Although her descriptions of the reactor’s mechanics are absorbing, Williams’s novel is concerned less with technical failures than with human ones, particularly a conformist culture’s pernicious habit of mistaking that which endangers — military and marital discipline, masculine and nuclear power — for that which safeguards.
Estranged-marriage novels may be a dime a dozen, but this one stands apart. Williams expertly brings her beautifully written story to a tense conclusion you’ll still be thinking of long after you turn the last page.

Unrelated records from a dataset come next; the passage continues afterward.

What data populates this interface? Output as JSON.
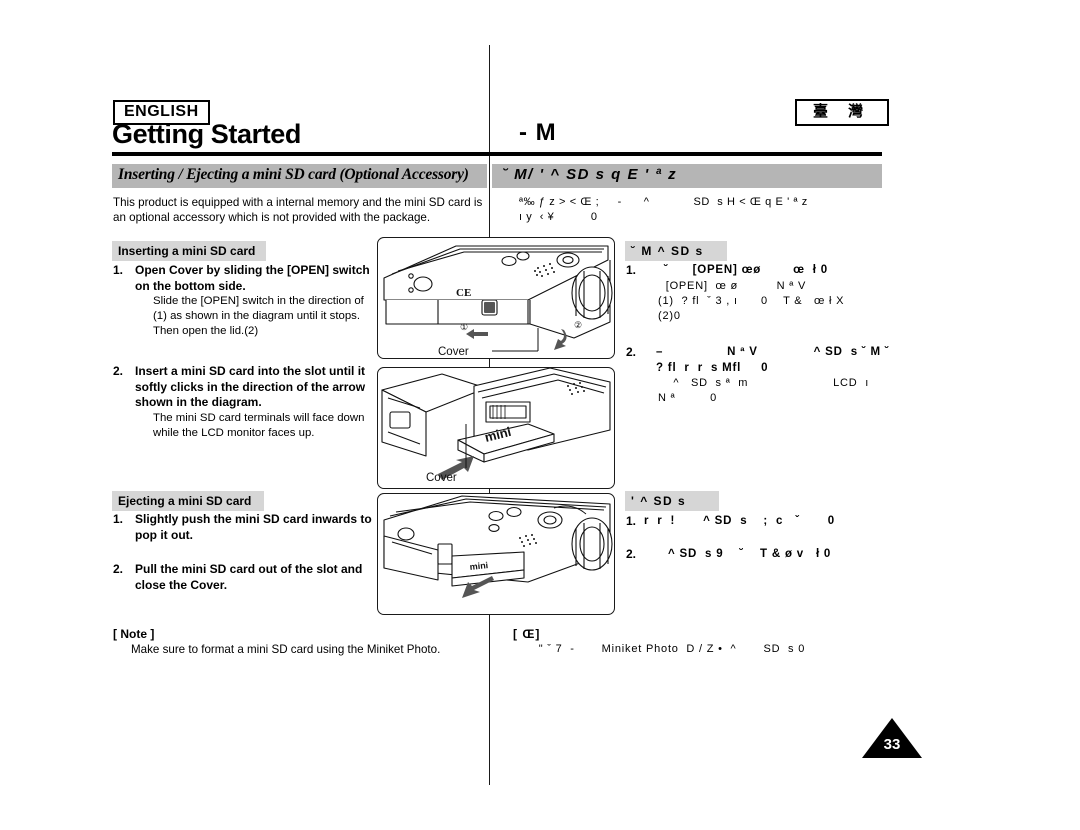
{
  "header": {
    "language_badge": "ENGLISH",
    "region_badge": "臺 灣",
    "chapter_title_en": "Getting Started",
    "chapter_title_cn": "- M"
  },
  "topic": {
    "en": "Inserting / Ejecting a mini SD card (Optional Accessory)",
    "cn": "˘ M/ '      ^ SD s q E ' ª z"
  },
  "intro": {
    "en": "This product is equipped with a internal memory and the mini SD card is an optional accessory which is not provided with the package.",
    "cn_line1": "ª‰ ƒ z > < Œ ;     -      ^            SD  s H < Œ q E ' ª z",
    "cn_line2": "ı y  ‹ ¥          0"
  },
  "sections": {
    "insert": {
      "heading_en": "Inserting a mini SD card",
      "heading_cn": "˘ M  ^ SD  s",
      "steps_en": [
        {
          "num": "1.",
          "bold": [
            "Open Cover by sliding the [OPEN] switch",
            "on the bottom side."
          ],
          "sub": [
            "Slide the [OPEN] switch in the direction of",
            "(1) as shown in the diagram until it stops.",
            "Then open the lid.(2)"
          ]
        },
        {
          "num": "2.",
          "bold": [
            "Insert a mini SD card into the slot until it",
            "softly clicks in the direction of the arrow",
            "shown in the diagram."
          ],
          "sub": [
            "The mini SD card terminals will face down",
            "while the LCD monitor faces up."
          ]
        }
      ],
      "steps_cn": [
        {
          "num": "1.",
          "bold": [
            "    ˘      [OPEN] œø        œ  ł 0"
          ],
          "sub": [
            "  [OPEN]  œ ø          N ª V",
            "(1)  ? fl  ˇ 3 , ı      0    T &   œ ł X",
            "(2)0"
          ]
        },
        {
          "num": "2.",
          "bold": [
            "  –                N ª V              ^ SD  s ˘ M ˘",
            "  ? fl  r  r  s Mfl     0"
          ],
          "sub": [
            "    ^   SD  s ª  m                      LCD  ı",
            "N ª         0"
          ]
        }
      ]
    },
    "eject": {
      "heading_en": "Ejecting a mini SD card",
      "heading_cn": "'        ^ SD  s",
      "steps_en": [
        {
          "num": "1.",
          "bold": [
            "Slightly push the mini SD card inwards to",
            "pop it out."
          ],
          "sub": []
        },
        {
          "num": "2.",
          "bold": [
            "Pull the mini SD card out of the slot and",
            "close the Cover."
          ],
          "sub": []
        }
      ],
      "steps_cn": [
        {
          "num": "1.",
          "bold": [
            "r  r  !       ^ SD  s    ;  c   ˇ       0"
          ],
          "sub": []
        },
        {
          "num": "2.",
          "bold": [
            "      ^ SD  s 9    ˘    T & ø v   ł 0"
          ],
          "sub": []
        }
      ]
    }
  },
  "note": {
    "title_en": "[ Note ]",
    "text_en": "Make sure to format a mini SD card using the Miniket Photo.",
    "title_cn": "[    Œ]",
    "text_cn": "  \" ˇ 7  -       Miniket Photo  D / Z •  ^       SD  s 0"
  },
  "figures": {
    "fig1_label": "Cover",
    "fig1_callout_1": "①",
    "fig1_callout_2": "②",
    "fig1_ce_mark": "CE",
    "fig2_label": "Cover",
    "fig2_card_text": "mini",
    "fig3_card_text": "mini"
  },
  "page_number": "33",
  "colors": {
    "topic_bar": "#b5b5b5",
    "subhead_bar": "#d6d6d6",
    "rule": "#000000"
  }
}
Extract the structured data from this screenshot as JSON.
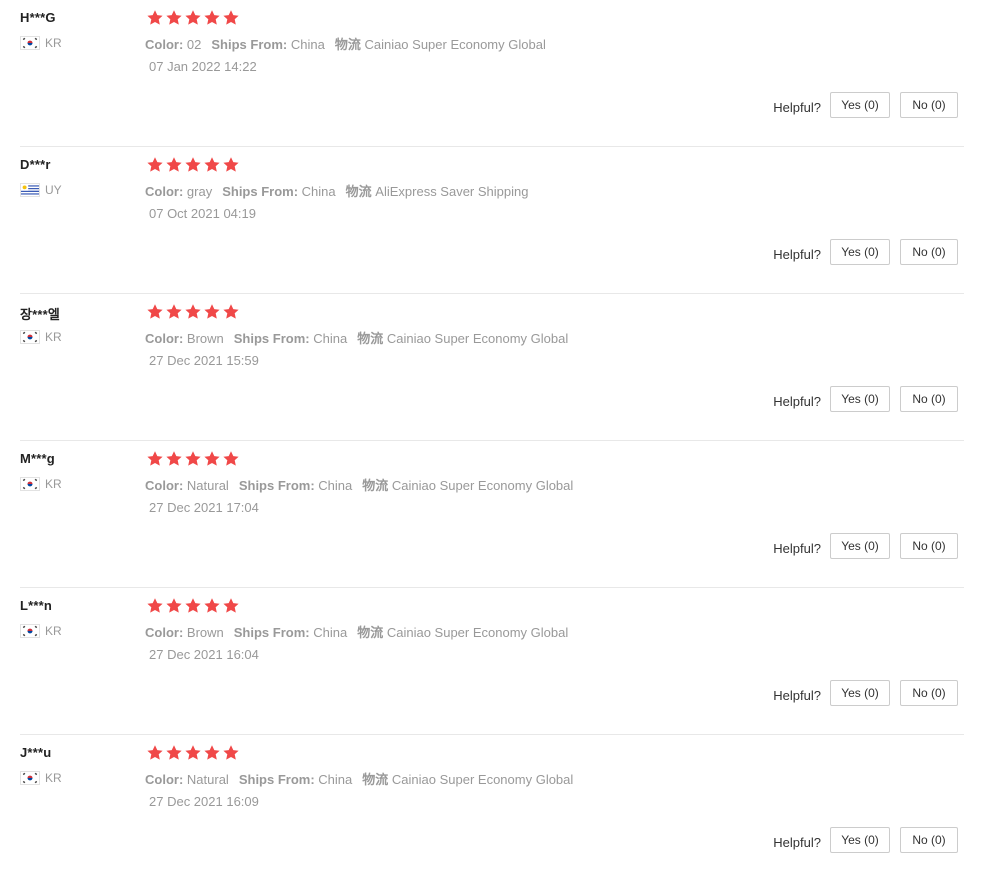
{
  "colors": {
    "star": "#f04848",
    "muted_text": "#999999",
    "divider": "#e8e8e8",
    "button_border": "#cccccc"
  },
  "helpful_label": "Helpful?",
  "reviews": [
    {
      "user": "H***G",
      "country": "KR",
      "flag": "korea-flag-icon",
      "rating": 5,
      "sku": [
        {
          "key": "Color:",
          "value": "02"
        },
        {
          "key": "Ships From:",
          "value": "China"
        },
        {
          "key": "物流",
          "value": "Cainiao Super Economy Global"
        }
      ],
      "date": "07 Jan 2022 14:22",
      "yes_label": "Yes (0)",
      "no_label": "No (0)"
    },
    {
      "user": "D***r",
      "country": "UY",
      "flag": "uruguay-flag-icon",
      "rating": 5,
      "sku": [
        {
          "key": "Color:",
          "value": "gray"
        },
        {
          "key": "Ships From:",
          "value": "China"
        },
        {
          "key": "物流",
          "value": "AliExpress Saver Shipping"
        }
      ],
      "date": "07 Oct 2021 04:19",
      "yes_label": "Yes (0)",
      "no_label": "No (0)"
    },
    {
      "user": "장***엘",
      "country": "KR",
      "flag": "korea-flag-icon",
      "rating": 5,
      "sku": [
        {
          "key": "Color:",
          "value": "Brown"
        },
        {
          "key": "Ships From:",
          "value": "China"
        },
        {
          "key": "物流",
          "value": "Cainiao Super Economy Global"
        }
      ],
      "date": "27 Dec 2021 15:59",
      "yes_label": "Yes (0)",
      "no_label": "No (0)"
    },
    {
      "user": "M***g",
      "country": "KR",
      "flag": "korea-flag-icon",
      "rating": 5,
      "sku": [
        {
          "key": "Color:",
          "value": "Natural"
        },
        {
          "key": "Ships From:",
          "value": "China"
        },
        {
          "key": "物流",
          "value": "Cainiao Super Economy Global"
        }
      ],
      "date": "27 Dec 2021 17:04",
      "yes_label": "Yes (0)",
      "no_label": "No (0)"
    },
    {
      "user": "L***n",
      "country": "KR",
      "flag": "korea-flag-icon",
      "rating": 5,
      "sku": [
        {
          "key": "Color:",
          "value": "Brown"
        },
        {
          "key": "Ships From:",
          "value": "China"
        },
        {
          "key": "物流",
          "value": "Cainiao Super Economy Global"
        }
      ],
      "date": "27 Dec 2021 16:04",
      "yes_label": "Yes (0)",
      "no_label": "No (0)"
    },
    {
      "user": "J***u",
      "country": "KR",
      "flag": "korea-flag-icon",
      "rating": 5,
      "sku": [
        {
          "key": "Color:",
          "value": "Natural"
        },
        {
          "key": "Ships From:",
          "value": "China"
        },
        {
          "key": "物流",
          "value": "Cainiao Super Economy Global"
        }
      ],
      "date": "27 Dec 2021 16:09",
      "yes_label": "Yes (0)",
      "no_label": "No (0)"
    }
  ]
}
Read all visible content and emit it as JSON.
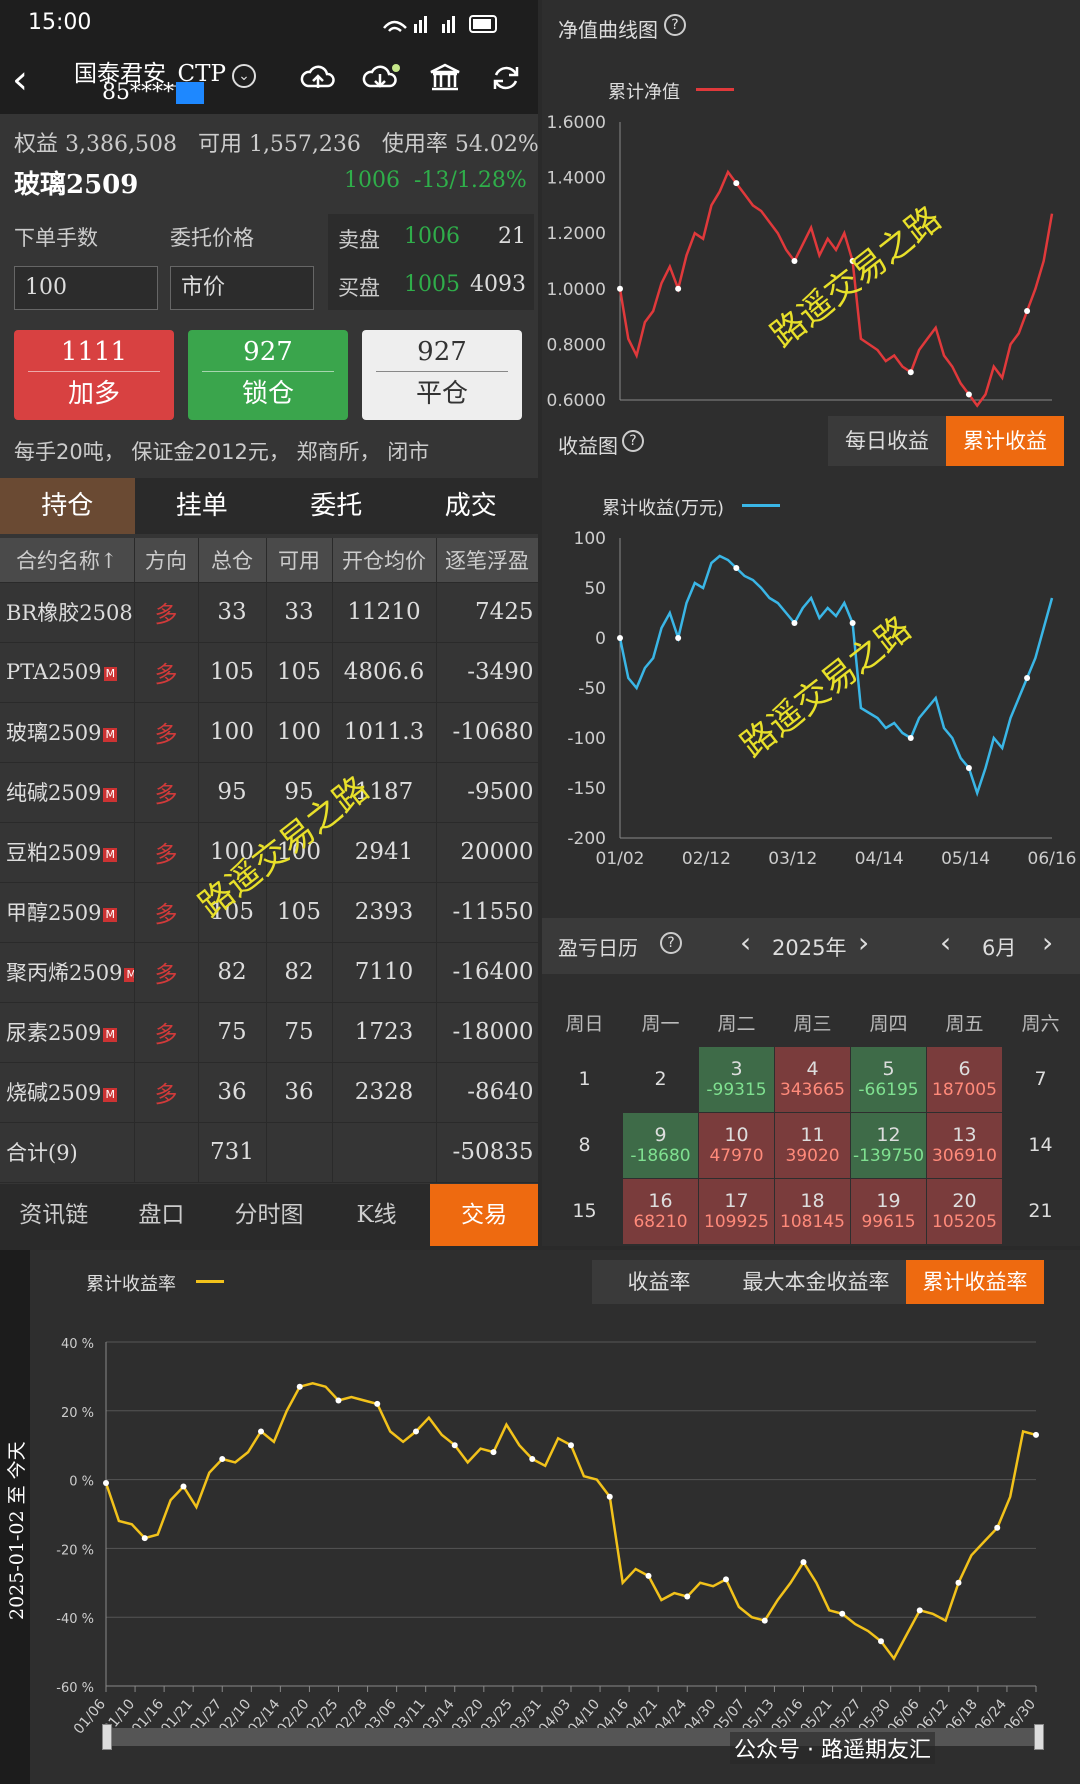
{
  "status": {
    "time": "15:00"
  },
  "header": {
    "account": "国泰君安_CTP",
    "account_id": "85****"
  },
  "summary": {
    "equity_text": "权益 3,386,508",
    "available_text": "可用 1,557,236",
    "usage_text": "使用率 54.02%"
  },
  "instrument": {
    "name": "玻璃2509",
    "price": "1006",
    "change": "-13/1.28%"
  },
  "order": {
    "qty_label": "下单手数",
    "price_label": "委托价格",
    "qty_value": "100",
    "price_value": "市价"
  },
  "book": {
    "ask_label": "卖盘",
    "ask_price": "1006",
    "ask_vol": "21",
    "bid_label": "买盘",
    "bid_price": "1005",
    "bid_vol": "4093"
  },
  "actions": [
    {
      "num": "1111",
      "label": "加多"
    },
    {
      "num": "927",
      "label": "锁仓"
    },
    {
      "num": "927",
      "label": "平仓"
    }
  ],
  "info": "每手20吨， 保证金2012元， 郑商所， 闭市",
  "tabs": [
    "持仓",
    "挂单",
    "委托",
    "成交"
  ],
  "positions": {
    "headers": [
      "合约名称↑",
      "方向",
      "总仓",
      "可用",
      "开仓均价",
      "逐笔浮盈"
    ],
    "rows": [
      {
        "name": "BR橡胶2508",
        "dir": "多",
        "total": "33",
        "avail": "33",
        "avg": "11210",
        "pnl": "7425",
        "pos": true
      },
      {
        "name": "PTA2509",
        "dir": "多",
        "total": "105",
        "avail": "105",
        "avg": "4806.6",
        "pnl": "-3490",
        "pos": false
      },
      {
        "name": "玻璃2509",
        "dir": "多",
        "total": "100",
        "avail": "100",
        "avg": "1011.3",
        "pnl": "-10680",
        "pos": false
      },
      {
        "name": "纯碱2509",
        "dir": "多",
        "total": "95",
        "avail": "95",
        "avg": "1187",
        "pnl": "-9500",
        "pos": false
      },
      {
        "name": "豆粕2509",
        "dir": "多",
        "total": "100",
        "avail": "100",
        "avg": "2941",
        "pnl": "20000",
        "pos": true
      },
      {
        "name": "甲醇2509",
        "dir": "多",
        "total": "105",
        "avail": "105",
        "avg": "2393",
        "pnl": "-11550",
        "pos": false
      },
      {
        "name": "聚丙烯2509",
        "dir": "多",
        "total": "82",
        "avail": "82",
        "avg": "7110",
        "pnl": "-16400",
        "pos": false
      },
      {
        "name": "尿素2509",
        "dir": "多",
        "total": "75",
        "avail": "75",
        "avg": "1723",
        "pnl": "-18000",
        "pos": false
      },
      {
        "name": "烧碱2509",
        "dir": "多",
        "total": "36",
        "avail": "36",
        "avg": "2328",
        "pnl": "-8640",
        "pos": false
      }
    ],
    "total": {
      "name": "合计(9)",
      "total": "731",
      "pnl": "-50835"
    }
  },
  "bottom_nav": [
    "资讯链",
    "盘口",
    "分时图",
    "K线",
    "交易"
  ],
  "watermark": "路遥交易之路",
  "nav_chart": {
    "title": "净值曲线图",
    "legend": "累计净值",
    "color": "#e0393b"
  },
  "income": {
    "title": "收益图",
    "btn_daily": "每日收益",
    "btn_cum": "累计收益",
    "legend": "累计收益(万元)",
    "color": "#3ab6e6"
  },
  "calendar": {
    "title": "盈亏日历",
    "year": "2025年",
    "month": "6月",
    "weekdays": [
      "周日",
      "周一",
      "周二",
      "周三",
      "周四",
      "周五",
      "周六"
    ],
    "rows": [
      [
        {
          "d": "1"
        },
        {
          "d": "2"
        },
        {
          "d": "3",
          "v": "-99315",
          "c": "g"
        },
        {
          "d": "4",
          "v": "343665",
          "c": "r"
        },
        {
          "d": "5",
          "v": "-66195",
          "c": "g"
        },
        {
          "d": "6",
          "v": "187005",
          "c": "r"
        },
        {
          "d": "7"
        }
      ],
      [
        {
          "d": "8"
        },
        {
          "d": "9",
          "v": "-18680",
          "c": "g"
        },
        {
          "d": "10",
          "v": "47970",
          "c": "r"
        },
        {
          "d": "11",
          "v": "39020",
          "c": "r"
        },
        {
          "d": "12",
          "v": "-139750",
          "c": "g"
        },
        {
          "d": "13",
          "v": "306910",
          "c": "r"
        },
        {
          "d": "14"
        }
      ],
      [
        {
          "d": "15"
        },
        {
          "d": "16",
          "v": "68210",
          "c": "r"
        },
        {
          "d": "17",
          "v": "109925",
          "c": "r"
        },
        {
          "d": "18",
          "v": "108145",
          "c": "r"
        },
        {
          "d": "19",
          "v": "99615",
          "c": "r"
        },
        {
          "d": "20",
          "v": "105205",
          "c": "r"
        },
        {
          "d": "21"
        }
      ]
    ]
  },
  "rate": {
    "legend": "累计收益率",
    "btns": [
      "收益率",
      "最大本金收益率",
      "累计收益率"
    ],
    "side_label": "2025-01-02 至 今天",
    "color": "#f2c21b"
  },
  "footer": {
    "text": "公众号 · 路遥期友汇"
  },
  "chart_data": [
    {
      "type": "line",
      "name": "净值曲线图",
      "legend": "累计净值",
      "ylim": [
        0.6,
        1.6
      ],
      "yticks": [
        "1.6000",
        "1.4000",
        "1.2000",
        "1.0000",
        "0.8000",
        "0.6000"
      ],
      "values": [
        1.0,
        0.82,
        0.76,
        0.88,
        0.92,
        1.02,
        1.08,
        1.0,
        1.12,
        1.2,
        1.18,
        1.3,
        1.35,
        1.42,
        1.38,
        1.34,
        1.3,
        1.28,
        1.24,
        1.2,
        1.14,
        1.1,
        1.16,
        1.22,
        1.12,
        1.18,
        1.14,
        1.2,
        1.1,
        0.82,
        0.8,
        0.78,
        0.74,
        0.76,
        0.72,
        0.7,
        0.78,
        0.82,
        0.86,
        0.76,
        0.72,
        0.66,
        0.62,
        0.58,
        0.62,
        0.72,
        0.68,
        0.8,
        0.84,
        0.92,
        1.0,
        1.1,
        1.27
      ]
    },
    {
      "type": "line",
      "name": "收益图",
      "legend": "累计收益(万元)",
      "ylim": [
        -200,
        100
      ],
      "yticks": [
        "100",
        "50",
        "0",
        "-50",
        "-100",
        "-150",
        "-200"
      ],
      "xticks": [
        "01/02",
        "02/12",
        "03/12",
        "04/14",
        "05/14",
        "06/16"
      ],
      "values": [
        0,
        -40,
        -50,
        -30,
        -20,
        10,
        25,
        0,
        35,
        55,
        50,
        75,
        82,
        78,
        70,
        62,
        58,
        50,
        40,
        35,
        25,
        15,
        30,
        40,
        20,
        30,
        22,
        35,
        15,
        -70,
        -75,
        -80,
        -90,
        -85,
        -95,
        -100,
        -80,
        -70,
        -60,
        -90,
        -100,
        -120,
        -130,
        -155,
        -130,
        -100,
        -110,
        -80,
        -60,
        -40,
        -20,
        10,
        40
      ]
    },
    {
      "type": "line",
      "name": "累计收益率",
      "legend": "累计收益率",
      "ylim": [
        -60,
        40
      ],
      "yticks": [
        "40 %",
        "20 %",
        "0 %",
        "-20 %",
        "-40 %",
        "-60 %"
      ],
      "xticks": [
        "01/06",
        "01/10",
        "01/16",
        "01/21",
        "01/27",
        "02/10",
        "02/14",
        "02/20",
        "02/25",
        "02/28",
        "03/06",
        "03/11",
        "03/14",
        "03/20",
        "03/25",
        "03/31",
        "04/03",
        "04/10",
        "04/16",
        "04/21",
        "04/24",
        "04/30",
        "05/07",
        "05/13",
        "05/16",
        "05/21",
        "05/27",
        "05/30",
        "06/06",
        "06/12",
        "06/18",
        "06/24",
        "06/30"
      ],
      "values": [
        -1,
        -12,
        -13,
        -17,
        -16,
        -6,
        -2,
        -8,
        2,
        6,
        5,
        8,
        14,
        11,
        20,
        27,
        28,
        27,
        23,
        24,
        23,
        22,
        14,
        11,
        14,
        18,
        13,
        10,
        5,
        9,
        8,
        16,
        10,
        6,
        4,
        12,
        10,
        1,
        0,
        -5,
        -30,
        -26,
        -28,
        -35,
        -33,
        -34,
        -30,
        -31,
        -29,
        -37,
        -40,
        -41,
        -35,
        -30,
        -24,
        -30,
        -38,
        -39,
        -42,
        -44,
        -47,
        -52,
        -45,
        -38,
        -39,
        -41,
        -30,
        -22,
        -18,
        -14,
        -5,
        14,
        13
      ]
    }
  ]
}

The Longest Night deftly speaks to uncertainty—scientific, emotional, and psychological—as great and terrible power is manipulated, harnessed, lost, and exposed. This complicated wrestling with uncertainty is a large part of what makes this novel both historical and contemporary.